EuroResource--Deals and Debt
Luxembourg--The European Court of Justice ("ECJ") issued a landmark decision on centre of main interests ("COMI"). On 20 October 2011, the ECJ held that the presumption in the European Insolvency Regulation that a debtor company's COMI is located at the place of its registered office cannot be rebutted if the registered office is also the place where the company's management and supervisory bodies are located and where the administrative decisions are made. However, the presumption is rebutted if a comprehensive assessment of all relevant factors establishes, in a way ascertainable by third parties, that the company's actual centre of management and supervision is located in another Member State. The presence of company assets and agreements for the use of such assets in a Member State
other than the one where the registered office is located needs to be taken into consideration when assessing the relevant factors. The location of a debtor company's COMI is significant because the COMI determines which courts have jurisdiction to open main insolvency proceedings and the law that generally governs such proceedings.
Luxembourg/Germany--The European Court of Justice ruled that the purchase of a nonperforming loan portfolio does not trigger value-added tax ("VAT") if the purchase price paid reflects the economic value of the loans. Before the ECJ's ruling of 27 October 2011, tax authorities in Germany were of the view that the difference between the nominal value of the loans and the purchase price included a consideration for collection services performed by the buyer and that these services were subject to VAT.
France--In the Belvédère saga, the Cour de Cassation (French Supreme Court) recently clarified the powers of the trustee of notes governed by US law and issued by a French debtor subject to French insolvency proceedings. Under French bankruptcy law, a creditor must file a proof of claim with the creditors' representative shortly after the debtor commences insolvency proceedings. French issuers regularly access the financial markets by issuing instruments governed by foreign law, including fixed- or floating-rate notes. Because such notes are not "obligations" governed by French corporate law, prior to this decision it was unclear whether the representative of the noteholders could file a proof of claim on behalf of all noteholders or whether each individual noteholder had to file its own proof of claim. The Cour de Cassation held that the trustee had the power to file the proof of claim on behalf of all noteholders. By making it unnecessary to file multiple proofs of claim based on the same debt in future insolvency proceedings, this decision will greatly simplify the bankruptcy claims process.
Correction--New Italian Withholding Tax System. The 20 October 2011 issue of EuroResource incorrectly implied that the 1.375 percent withholding rate for certain EU-resident companies is provided for in the Parent-Subsidiary Directive exemption. Notwithstanding the new Italian withholding tax regime that will apply as of 1 January 2012, (a) the Parent-Subsidiary Directive, (b) the 1.375 percent withholding rate for certain EU-resident companies or (c) the lower treaty rate (if any) will continue to apply if certain conditions are met.

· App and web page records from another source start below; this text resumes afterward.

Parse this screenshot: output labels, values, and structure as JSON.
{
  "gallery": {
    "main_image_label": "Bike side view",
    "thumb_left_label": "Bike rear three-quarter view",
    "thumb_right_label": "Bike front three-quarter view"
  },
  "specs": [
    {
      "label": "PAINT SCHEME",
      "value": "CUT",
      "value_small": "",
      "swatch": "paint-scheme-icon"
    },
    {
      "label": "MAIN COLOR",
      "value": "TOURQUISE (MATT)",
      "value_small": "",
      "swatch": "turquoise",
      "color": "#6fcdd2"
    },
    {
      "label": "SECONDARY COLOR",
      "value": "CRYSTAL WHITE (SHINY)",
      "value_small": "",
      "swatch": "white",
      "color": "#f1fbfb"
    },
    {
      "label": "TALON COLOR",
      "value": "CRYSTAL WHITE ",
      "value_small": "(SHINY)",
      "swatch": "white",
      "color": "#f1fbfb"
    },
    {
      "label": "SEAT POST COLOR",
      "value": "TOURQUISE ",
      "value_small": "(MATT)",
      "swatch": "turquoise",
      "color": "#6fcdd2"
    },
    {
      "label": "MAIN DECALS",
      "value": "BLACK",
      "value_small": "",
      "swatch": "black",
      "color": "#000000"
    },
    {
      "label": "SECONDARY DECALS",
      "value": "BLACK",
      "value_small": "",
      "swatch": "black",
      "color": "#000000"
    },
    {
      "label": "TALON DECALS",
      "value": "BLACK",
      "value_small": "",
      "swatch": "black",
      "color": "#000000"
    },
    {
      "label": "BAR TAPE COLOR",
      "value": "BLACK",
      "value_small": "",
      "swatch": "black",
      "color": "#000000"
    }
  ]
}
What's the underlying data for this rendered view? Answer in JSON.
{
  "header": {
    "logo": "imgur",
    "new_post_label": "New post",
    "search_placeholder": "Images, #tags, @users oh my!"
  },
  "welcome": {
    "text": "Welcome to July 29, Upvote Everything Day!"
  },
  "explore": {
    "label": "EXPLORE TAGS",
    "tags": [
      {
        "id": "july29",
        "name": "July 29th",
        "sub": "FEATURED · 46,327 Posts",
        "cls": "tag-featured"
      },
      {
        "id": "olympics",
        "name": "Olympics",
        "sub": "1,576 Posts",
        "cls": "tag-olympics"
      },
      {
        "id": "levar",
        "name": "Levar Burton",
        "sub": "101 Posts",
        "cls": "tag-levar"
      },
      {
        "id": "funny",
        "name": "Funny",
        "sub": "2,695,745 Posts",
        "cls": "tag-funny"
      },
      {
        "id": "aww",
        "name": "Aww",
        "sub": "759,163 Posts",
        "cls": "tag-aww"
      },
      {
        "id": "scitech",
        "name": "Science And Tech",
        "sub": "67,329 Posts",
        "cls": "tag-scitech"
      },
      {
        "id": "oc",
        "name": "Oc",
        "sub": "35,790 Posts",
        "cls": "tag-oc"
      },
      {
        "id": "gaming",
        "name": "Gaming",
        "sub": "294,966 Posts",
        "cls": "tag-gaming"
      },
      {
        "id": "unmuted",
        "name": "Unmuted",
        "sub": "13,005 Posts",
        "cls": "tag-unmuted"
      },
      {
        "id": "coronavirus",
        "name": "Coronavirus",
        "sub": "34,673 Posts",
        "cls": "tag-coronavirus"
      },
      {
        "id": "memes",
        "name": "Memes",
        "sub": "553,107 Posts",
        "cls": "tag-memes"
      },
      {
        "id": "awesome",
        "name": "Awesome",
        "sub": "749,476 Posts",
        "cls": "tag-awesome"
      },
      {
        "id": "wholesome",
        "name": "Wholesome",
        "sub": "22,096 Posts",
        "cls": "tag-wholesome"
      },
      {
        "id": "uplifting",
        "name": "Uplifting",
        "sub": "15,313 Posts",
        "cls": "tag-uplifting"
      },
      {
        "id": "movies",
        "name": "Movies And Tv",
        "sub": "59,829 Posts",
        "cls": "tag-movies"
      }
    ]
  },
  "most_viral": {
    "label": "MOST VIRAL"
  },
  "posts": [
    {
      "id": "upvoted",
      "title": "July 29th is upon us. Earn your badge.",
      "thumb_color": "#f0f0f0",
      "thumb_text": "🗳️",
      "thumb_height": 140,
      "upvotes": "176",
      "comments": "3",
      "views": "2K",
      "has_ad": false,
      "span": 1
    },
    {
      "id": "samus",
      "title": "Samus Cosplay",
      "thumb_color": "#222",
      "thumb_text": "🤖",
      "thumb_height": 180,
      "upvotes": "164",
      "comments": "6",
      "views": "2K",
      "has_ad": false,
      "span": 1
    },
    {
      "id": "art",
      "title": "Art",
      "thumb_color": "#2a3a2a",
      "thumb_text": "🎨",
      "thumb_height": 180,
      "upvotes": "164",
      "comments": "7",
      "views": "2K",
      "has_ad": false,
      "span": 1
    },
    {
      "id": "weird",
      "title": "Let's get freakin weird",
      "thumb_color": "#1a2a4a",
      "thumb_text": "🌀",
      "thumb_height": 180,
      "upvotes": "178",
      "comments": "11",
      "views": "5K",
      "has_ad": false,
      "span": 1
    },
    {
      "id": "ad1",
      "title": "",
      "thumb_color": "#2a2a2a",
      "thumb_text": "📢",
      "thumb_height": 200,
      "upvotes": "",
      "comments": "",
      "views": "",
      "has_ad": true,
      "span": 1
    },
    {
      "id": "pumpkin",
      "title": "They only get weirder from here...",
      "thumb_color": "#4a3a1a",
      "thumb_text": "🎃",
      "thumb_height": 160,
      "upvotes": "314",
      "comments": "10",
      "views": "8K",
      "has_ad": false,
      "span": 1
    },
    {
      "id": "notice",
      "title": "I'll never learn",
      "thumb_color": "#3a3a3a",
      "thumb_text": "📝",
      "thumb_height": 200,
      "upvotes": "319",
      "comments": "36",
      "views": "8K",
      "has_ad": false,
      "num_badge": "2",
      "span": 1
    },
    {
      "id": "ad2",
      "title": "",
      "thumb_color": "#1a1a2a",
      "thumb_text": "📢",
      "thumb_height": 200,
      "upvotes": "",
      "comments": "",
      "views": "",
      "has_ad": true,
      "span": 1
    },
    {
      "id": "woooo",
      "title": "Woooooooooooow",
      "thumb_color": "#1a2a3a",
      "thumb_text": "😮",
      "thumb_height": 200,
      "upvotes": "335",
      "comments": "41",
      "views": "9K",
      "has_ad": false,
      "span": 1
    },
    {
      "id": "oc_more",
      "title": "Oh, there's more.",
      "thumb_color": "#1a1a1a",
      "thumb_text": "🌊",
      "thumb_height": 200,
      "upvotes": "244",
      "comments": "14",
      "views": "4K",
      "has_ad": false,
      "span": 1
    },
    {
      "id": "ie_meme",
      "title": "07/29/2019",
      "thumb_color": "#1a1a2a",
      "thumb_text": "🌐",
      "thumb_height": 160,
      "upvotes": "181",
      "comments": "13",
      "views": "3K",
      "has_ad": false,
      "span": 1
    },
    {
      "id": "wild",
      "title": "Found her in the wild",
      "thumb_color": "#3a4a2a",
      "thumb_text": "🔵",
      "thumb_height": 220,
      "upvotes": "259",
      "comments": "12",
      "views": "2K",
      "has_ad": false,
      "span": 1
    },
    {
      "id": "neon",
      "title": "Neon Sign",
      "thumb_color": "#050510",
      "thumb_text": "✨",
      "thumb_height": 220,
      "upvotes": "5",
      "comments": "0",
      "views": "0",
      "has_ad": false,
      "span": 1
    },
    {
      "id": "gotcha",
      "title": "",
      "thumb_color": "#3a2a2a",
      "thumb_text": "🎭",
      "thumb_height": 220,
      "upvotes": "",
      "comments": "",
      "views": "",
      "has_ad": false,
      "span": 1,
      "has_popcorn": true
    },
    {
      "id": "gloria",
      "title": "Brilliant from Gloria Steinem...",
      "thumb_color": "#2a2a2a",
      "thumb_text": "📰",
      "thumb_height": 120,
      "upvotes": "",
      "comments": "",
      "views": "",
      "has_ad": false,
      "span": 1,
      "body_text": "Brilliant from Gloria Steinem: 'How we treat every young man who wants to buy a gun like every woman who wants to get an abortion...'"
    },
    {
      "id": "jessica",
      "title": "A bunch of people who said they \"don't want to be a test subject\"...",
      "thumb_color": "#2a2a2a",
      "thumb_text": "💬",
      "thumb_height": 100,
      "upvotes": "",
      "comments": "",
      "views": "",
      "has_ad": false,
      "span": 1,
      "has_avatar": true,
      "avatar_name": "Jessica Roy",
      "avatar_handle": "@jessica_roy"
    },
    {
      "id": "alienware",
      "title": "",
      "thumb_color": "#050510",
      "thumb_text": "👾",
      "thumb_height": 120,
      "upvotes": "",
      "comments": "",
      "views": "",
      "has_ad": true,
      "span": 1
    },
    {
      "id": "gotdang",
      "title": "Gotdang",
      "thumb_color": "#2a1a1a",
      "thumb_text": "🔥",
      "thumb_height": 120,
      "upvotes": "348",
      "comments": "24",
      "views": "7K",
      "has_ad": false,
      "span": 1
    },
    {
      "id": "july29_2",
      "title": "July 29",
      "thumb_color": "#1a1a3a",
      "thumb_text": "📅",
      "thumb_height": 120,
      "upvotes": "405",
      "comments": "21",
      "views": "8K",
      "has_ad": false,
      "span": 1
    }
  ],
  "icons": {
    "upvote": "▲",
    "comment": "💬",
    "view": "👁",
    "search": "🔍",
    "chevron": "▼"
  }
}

Jones Day advised long-standing client WL Ross & Co. LLC in connection with UK-based financial services company Virgin Money's agreement to buy Northern Rock plc from the UK government. WL Ross & Co. is the lead partner in a consortium including UK venture capital conglomerate Virgin Group that is providing the equity funding for the acquisition of the bank. The UK government will receive £747 million in cash on the closing of the sale, plus an anticipated cash sum of approximately £50 million within six months of completion. An additional £150 million will be paid in the form of a capital instrument, and an additional cash consideration in the amount of £50 million to £80 million will be paid upon a future profitable initial public offering or sale in the next five years, meaning that UK taxpayers have the potential to receive more than £1 billion in aggregate.
Jones Day is advising Alcatel-Lucent in connection with the $1.5 billion sale of its Genesys business to the Permira private equity funds. The transaction is one of the largest European buyouts of the year and Permira's largest deal in more than two years. Technology Crossover Ventures and certain co-investors in the Permira funds will also participate in the transaction. Genesys, which reported 2010 sales of approximately $500 million, is a world leader in customer service software and contact centre solutions for enterprises. The transaction involves the transfer of pproximately 1,800 employees worldwide, the management team and the existing business structure to ensure seamless continuity with customers and other stakeholders. Genesys and the enterprise business unit of Alcatel-Lucent will continue to enjoy a strong commercial relationship, with a joint development agreement and the two businesses retaining access to each other's product portfolios.
Jones Day advised Shell Gas B.V., Total S.A. and Mitsui & Co. in connection with the sale of their jointly owned LNG terminal in Altamira, Mexico. The terminal was sold to a joint venture managed by Royal Vopak NV, the world's largest independent storage service provider, and Enagás S.A., the technical manager of the gas system and the common carrier for the high-pressure gas network in Spain. The transaction, which closed on 13 September 2011 in Amsterdam, was particularly significant, since this LNG terminal is Enagás's first outside Spain. Operational since 2006, the terminal acilitates overseas LNG imports and, through a joint venture between Shell Gas and Total, a supply of gas into Mexico.